Required action
Go through the records line by line. Report how many lines contain "user", with nothing else.

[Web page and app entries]
Segment Open
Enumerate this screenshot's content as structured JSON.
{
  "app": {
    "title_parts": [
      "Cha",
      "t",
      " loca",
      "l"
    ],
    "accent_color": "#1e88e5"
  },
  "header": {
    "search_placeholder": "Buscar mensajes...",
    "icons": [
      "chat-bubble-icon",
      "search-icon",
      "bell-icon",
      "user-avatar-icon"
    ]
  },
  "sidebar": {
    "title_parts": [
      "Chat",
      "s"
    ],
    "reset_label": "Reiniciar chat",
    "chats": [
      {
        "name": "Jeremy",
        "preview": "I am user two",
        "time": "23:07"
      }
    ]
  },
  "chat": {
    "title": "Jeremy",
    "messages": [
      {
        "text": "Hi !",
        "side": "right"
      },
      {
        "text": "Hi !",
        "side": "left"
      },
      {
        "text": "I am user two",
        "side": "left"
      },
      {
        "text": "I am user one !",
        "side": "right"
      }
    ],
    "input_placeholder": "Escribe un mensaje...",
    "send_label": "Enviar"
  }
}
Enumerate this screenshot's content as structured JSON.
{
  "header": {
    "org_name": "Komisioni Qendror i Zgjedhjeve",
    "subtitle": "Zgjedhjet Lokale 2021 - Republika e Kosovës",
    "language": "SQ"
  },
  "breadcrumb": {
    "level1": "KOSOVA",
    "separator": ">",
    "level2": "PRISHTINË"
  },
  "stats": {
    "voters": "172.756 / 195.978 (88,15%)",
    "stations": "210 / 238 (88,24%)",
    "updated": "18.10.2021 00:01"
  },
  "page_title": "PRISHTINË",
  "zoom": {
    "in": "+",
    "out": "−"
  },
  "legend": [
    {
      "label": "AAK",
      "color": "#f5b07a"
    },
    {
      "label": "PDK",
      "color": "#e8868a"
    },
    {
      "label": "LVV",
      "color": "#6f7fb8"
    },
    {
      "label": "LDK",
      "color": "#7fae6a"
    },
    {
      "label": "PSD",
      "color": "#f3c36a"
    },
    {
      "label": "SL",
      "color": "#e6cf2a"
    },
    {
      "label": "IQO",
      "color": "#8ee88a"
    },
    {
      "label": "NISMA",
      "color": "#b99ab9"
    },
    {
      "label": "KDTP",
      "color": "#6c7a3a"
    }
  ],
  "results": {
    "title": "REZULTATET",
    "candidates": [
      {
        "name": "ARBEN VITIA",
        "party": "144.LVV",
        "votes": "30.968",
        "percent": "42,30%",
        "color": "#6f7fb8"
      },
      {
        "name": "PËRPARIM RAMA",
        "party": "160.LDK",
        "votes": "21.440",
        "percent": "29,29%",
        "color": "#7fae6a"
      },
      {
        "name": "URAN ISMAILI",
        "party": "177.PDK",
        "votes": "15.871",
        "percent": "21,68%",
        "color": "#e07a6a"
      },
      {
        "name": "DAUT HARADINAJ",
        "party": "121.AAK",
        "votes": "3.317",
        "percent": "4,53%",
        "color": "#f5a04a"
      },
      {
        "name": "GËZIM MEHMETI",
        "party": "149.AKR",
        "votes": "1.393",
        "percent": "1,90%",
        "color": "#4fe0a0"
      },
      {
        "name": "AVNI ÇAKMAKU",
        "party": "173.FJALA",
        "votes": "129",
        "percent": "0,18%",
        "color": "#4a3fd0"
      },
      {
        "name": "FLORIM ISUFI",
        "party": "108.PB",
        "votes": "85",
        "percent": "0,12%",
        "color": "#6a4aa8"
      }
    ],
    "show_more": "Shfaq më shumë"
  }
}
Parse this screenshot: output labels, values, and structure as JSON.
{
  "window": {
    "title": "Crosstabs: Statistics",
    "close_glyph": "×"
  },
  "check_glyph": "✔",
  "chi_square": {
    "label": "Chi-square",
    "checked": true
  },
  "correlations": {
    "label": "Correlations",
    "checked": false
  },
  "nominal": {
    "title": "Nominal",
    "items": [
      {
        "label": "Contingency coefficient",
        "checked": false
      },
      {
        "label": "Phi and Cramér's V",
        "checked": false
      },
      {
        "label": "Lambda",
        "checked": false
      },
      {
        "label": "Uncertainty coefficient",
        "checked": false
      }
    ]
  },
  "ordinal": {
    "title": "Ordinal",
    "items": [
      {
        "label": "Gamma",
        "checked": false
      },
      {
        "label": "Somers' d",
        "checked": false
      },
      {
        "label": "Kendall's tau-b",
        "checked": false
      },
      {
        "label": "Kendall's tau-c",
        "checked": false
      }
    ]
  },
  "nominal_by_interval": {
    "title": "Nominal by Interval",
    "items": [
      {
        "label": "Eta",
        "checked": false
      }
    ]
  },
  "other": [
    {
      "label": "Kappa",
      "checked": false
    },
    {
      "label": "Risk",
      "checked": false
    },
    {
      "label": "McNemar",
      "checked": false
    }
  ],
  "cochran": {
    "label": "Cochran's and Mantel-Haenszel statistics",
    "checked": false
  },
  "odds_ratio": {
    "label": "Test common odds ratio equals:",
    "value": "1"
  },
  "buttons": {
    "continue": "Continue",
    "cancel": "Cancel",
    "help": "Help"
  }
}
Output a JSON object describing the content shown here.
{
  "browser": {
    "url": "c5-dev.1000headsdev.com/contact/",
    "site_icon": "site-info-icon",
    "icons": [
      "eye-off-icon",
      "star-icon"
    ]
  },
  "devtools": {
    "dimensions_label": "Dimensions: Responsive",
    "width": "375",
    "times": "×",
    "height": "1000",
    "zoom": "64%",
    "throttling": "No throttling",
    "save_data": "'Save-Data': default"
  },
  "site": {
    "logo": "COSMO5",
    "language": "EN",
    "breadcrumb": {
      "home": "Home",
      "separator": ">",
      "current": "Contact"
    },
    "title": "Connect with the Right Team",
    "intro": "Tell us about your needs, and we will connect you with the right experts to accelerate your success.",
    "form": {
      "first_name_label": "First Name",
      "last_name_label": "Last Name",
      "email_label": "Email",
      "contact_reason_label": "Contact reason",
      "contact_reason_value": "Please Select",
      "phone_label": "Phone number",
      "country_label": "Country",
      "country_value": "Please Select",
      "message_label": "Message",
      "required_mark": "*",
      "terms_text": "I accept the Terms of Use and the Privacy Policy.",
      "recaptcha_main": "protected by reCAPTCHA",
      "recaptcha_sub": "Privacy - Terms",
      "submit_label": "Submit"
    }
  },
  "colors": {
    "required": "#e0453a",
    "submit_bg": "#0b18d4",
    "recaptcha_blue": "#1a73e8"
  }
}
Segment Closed
Written response
4